Hiring For Diversity

We think diversity is perhaps the most important component for having a successful sales team. This is true for the sake of driving revenue, as sales teams that have diverse backgrounds are able to pursue a wider variety of accounts. It’s even more important for internal culture however, as teams that lack diversity often form cliques, and the development of cliques at a startup is highly counterproductive.

We think you should try your best to hire for the following kinds of diversity when building your early sales team:

Gender diversity:

Study after study has concluded that sales teams with a sizable portion of women almost always outperform their male dominated counterparts. For various reasons (perhaps being more empathetic generally), women are typically 5% more likely to close a deal then male salespeople.

Cultural diversity:

Having a mixture of cultural backgrounds at a company is vital to having a strong ‘company culture’. The more backgrounds their are, the more perspectives and ideas permeate the company. This promotes individualism, creativity and prevents ‘group think’. Not to mention there are massive opportunities to sell SaaS in Asian and Latin American markets which require salespeople from those backgrounds.

Experience diversity:  
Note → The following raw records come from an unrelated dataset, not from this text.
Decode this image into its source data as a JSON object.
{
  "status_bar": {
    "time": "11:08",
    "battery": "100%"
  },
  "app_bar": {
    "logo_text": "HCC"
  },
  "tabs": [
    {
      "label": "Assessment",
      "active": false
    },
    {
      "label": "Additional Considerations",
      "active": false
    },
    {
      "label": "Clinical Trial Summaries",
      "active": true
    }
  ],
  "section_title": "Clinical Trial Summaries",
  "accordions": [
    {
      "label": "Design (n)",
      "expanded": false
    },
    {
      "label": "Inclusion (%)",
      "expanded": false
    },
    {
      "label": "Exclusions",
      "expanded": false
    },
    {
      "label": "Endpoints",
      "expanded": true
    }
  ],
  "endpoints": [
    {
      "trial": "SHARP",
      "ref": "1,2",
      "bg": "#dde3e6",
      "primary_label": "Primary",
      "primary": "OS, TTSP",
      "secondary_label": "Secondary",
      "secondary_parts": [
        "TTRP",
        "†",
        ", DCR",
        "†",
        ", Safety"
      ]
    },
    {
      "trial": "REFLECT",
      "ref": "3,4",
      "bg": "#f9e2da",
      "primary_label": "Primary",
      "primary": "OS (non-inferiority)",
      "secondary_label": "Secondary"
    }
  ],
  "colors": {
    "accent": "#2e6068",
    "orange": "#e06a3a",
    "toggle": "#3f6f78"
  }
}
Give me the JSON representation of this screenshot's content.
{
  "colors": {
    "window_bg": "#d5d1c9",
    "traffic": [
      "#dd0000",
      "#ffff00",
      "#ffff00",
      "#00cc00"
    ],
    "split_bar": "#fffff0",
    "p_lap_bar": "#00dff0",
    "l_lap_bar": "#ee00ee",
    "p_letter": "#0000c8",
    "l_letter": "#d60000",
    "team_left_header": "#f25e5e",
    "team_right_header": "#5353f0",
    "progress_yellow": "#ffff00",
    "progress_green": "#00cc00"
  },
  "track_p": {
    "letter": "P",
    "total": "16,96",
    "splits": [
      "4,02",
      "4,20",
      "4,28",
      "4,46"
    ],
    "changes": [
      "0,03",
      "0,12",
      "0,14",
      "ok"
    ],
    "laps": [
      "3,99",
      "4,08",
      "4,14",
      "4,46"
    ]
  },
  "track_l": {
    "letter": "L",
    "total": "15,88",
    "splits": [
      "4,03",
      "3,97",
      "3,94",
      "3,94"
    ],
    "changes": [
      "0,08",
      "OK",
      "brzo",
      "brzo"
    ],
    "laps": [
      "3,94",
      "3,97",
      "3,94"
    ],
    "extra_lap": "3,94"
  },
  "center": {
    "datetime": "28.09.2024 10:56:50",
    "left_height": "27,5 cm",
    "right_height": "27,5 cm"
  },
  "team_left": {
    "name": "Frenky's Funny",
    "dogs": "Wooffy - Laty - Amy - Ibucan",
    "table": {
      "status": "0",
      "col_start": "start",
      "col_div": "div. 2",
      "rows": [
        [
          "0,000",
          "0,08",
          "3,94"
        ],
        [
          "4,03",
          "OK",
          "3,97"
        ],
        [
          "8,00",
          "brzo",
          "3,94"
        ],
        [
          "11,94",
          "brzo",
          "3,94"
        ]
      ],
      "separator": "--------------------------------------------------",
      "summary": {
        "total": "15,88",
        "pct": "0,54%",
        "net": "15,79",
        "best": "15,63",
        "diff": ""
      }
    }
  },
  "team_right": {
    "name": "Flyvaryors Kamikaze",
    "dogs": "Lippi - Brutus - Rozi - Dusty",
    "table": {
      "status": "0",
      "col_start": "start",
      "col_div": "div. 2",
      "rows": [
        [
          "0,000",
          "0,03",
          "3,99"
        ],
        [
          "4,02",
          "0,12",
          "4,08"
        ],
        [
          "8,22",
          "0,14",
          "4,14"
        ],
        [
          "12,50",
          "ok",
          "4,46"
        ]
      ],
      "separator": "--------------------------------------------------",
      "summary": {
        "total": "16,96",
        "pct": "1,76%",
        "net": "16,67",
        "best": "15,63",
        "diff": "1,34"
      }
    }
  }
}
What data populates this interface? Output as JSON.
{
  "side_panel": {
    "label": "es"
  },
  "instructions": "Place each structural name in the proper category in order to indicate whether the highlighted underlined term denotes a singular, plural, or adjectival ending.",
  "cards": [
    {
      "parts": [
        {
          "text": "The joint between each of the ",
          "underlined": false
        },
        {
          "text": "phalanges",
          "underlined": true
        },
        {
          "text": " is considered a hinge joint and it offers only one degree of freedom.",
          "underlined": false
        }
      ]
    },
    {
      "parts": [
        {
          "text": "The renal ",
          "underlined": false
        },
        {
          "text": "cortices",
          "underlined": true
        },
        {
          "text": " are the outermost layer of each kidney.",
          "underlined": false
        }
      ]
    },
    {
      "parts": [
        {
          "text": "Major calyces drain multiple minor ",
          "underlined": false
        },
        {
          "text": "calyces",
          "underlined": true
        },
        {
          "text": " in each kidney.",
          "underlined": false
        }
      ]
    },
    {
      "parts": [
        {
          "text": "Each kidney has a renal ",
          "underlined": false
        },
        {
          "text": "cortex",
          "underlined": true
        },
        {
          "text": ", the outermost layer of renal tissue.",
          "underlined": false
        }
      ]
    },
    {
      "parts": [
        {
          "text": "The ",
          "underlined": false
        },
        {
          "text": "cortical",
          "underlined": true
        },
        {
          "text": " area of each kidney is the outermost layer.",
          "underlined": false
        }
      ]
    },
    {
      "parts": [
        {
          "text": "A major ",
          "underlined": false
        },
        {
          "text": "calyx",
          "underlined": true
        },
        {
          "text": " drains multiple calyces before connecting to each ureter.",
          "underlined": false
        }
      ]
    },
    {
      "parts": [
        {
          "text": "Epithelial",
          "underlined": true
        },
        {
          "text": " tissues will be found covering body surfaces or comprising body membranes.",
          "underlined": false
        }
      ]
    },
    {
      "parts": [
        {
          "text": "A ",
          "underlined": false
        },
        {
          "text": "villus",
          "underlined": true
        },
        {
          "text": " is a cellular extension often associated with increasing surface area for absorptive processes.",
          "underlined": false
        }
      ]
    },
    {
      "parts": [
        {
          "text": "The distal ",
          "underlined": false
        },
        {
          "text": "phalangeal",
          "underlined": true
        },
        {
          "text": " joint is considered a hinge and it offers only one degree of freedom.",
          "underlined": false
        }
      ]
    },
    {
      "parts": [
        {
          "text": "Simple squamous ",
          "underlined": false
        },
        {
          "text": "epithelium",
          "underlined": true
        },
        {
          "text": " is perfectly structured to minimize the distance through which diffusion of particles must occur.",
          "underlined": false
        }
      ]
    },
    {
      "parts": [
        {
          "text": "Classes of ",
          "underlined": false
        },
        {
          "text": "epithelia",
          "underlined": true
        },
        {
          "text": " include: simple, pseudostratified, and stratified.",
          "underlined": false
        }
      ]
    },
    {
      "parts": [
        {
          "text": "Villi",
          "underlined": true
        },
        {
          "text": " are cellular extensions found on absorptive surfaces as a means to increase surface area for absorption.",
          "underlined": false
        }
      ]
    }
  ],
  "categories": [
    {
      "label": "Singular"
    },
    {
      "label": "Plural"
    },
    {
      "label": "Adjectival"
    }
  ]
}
As we mentioned earlier it is important for early sales hires to be aggressive and hungry. This often times means hiring sales people with less experience than usual who can ‘grow with’ the company so to speak. However when a company starts selling large contracts to Fortune 500 companies, it most likely will need to hire more experienced sales reps who have done something similar. That being said, with a mixture (for example one experienced rep and two less experienced) the experienced rep can coach the newer ones, while the newer ones keep the experienced rep hungry and on her toes.